_ABOUT THIS EXERCISE_
Count how many lines below include the word "Single". Answer with a number only.

_AVAILABLE DATA_
┌──

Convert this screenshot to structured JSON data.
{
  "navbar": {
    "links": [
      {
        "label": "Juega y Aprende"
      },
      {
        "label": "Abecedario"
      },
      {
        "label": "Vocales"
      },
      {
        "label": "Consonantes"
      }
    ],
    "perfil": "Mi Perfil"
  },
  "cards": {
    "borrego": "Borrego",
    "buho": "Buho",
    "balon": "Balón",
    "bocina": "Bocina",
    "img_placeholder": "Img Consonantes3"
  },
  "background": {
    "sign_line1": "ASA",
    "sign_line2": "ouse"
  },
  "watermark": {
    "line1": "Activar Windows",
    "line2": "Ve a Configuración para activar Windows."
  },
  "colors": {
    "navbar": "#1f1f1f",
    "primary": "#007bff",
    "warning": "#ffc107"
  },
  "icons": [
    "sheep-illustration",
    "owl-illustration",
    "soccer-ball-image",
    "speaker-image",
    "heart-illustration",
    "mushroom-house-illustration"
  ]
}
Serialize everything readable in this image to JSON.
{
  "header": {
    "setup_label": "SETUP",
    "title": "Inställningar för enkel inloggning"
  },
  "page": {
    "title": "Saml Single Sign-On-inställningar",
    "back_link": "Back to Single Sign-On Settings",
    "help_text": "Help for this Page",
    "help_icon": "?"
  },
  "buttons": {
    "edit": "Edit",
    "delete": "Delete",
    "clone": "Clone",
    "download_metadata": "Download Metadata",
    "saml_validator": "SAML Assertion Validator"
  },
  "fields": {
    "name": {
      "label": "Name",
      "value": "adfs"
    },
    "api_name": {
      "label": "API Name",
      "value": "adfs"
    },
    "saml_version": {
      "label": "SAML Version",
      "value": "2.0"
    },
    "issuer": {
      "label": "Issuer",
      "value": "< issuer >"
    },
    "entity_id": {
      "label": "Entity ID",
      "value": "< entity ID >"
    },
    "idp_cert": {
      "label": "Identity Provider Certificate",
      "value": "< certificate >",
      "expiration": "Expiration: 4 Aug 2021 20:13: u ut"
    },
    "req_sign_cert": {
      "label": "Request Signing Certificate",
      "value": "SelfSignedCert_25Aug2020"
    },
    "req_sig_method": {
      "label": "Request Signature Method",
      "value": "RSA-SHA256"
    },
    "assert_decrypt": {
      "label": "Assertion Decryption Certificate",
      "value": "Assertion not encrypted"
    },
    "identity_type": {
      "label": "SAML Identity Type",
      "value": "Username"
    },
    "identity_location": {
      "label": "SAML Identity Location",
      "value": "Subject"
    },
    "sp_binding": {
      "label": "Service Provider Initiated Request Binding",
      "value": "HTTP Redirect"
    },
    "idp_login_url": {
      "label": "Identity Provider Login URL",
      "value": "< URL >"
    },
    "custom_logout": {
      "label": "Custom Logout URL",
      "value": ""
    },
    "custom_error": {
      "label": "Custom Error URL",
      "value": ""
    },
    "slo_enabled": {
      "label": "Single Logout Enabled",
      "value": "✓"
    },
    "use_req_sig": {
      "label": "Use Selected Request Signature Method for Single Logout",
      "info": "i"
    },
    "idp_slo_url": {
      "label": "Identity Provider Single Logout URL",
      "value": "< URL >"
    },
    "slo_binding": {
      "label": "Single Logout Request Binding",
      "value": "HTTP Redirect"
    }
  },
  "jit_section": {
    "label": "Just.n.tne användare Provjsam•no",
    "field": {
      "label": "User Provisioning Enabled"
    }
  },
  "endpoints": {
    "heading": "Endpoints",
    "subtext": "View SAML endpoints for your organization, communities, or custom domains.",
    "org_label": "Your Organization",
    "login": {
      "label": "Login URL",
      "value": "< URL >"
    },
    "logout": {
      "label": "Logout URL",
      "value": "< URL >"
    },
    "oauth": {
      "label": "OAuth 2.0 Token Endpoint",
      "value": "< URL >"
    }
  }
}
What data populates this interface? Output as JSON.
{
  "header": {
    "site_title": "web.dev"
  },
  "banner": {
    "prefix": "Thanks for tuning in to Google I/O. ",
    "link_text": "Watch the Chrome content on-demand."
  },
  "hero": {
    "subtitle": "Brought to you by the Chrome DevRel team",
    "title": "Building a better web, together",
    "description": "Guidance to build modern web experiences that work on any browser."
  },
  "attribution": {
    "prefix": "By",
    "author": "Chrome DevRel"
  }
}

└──

_ANSWER AREA_
6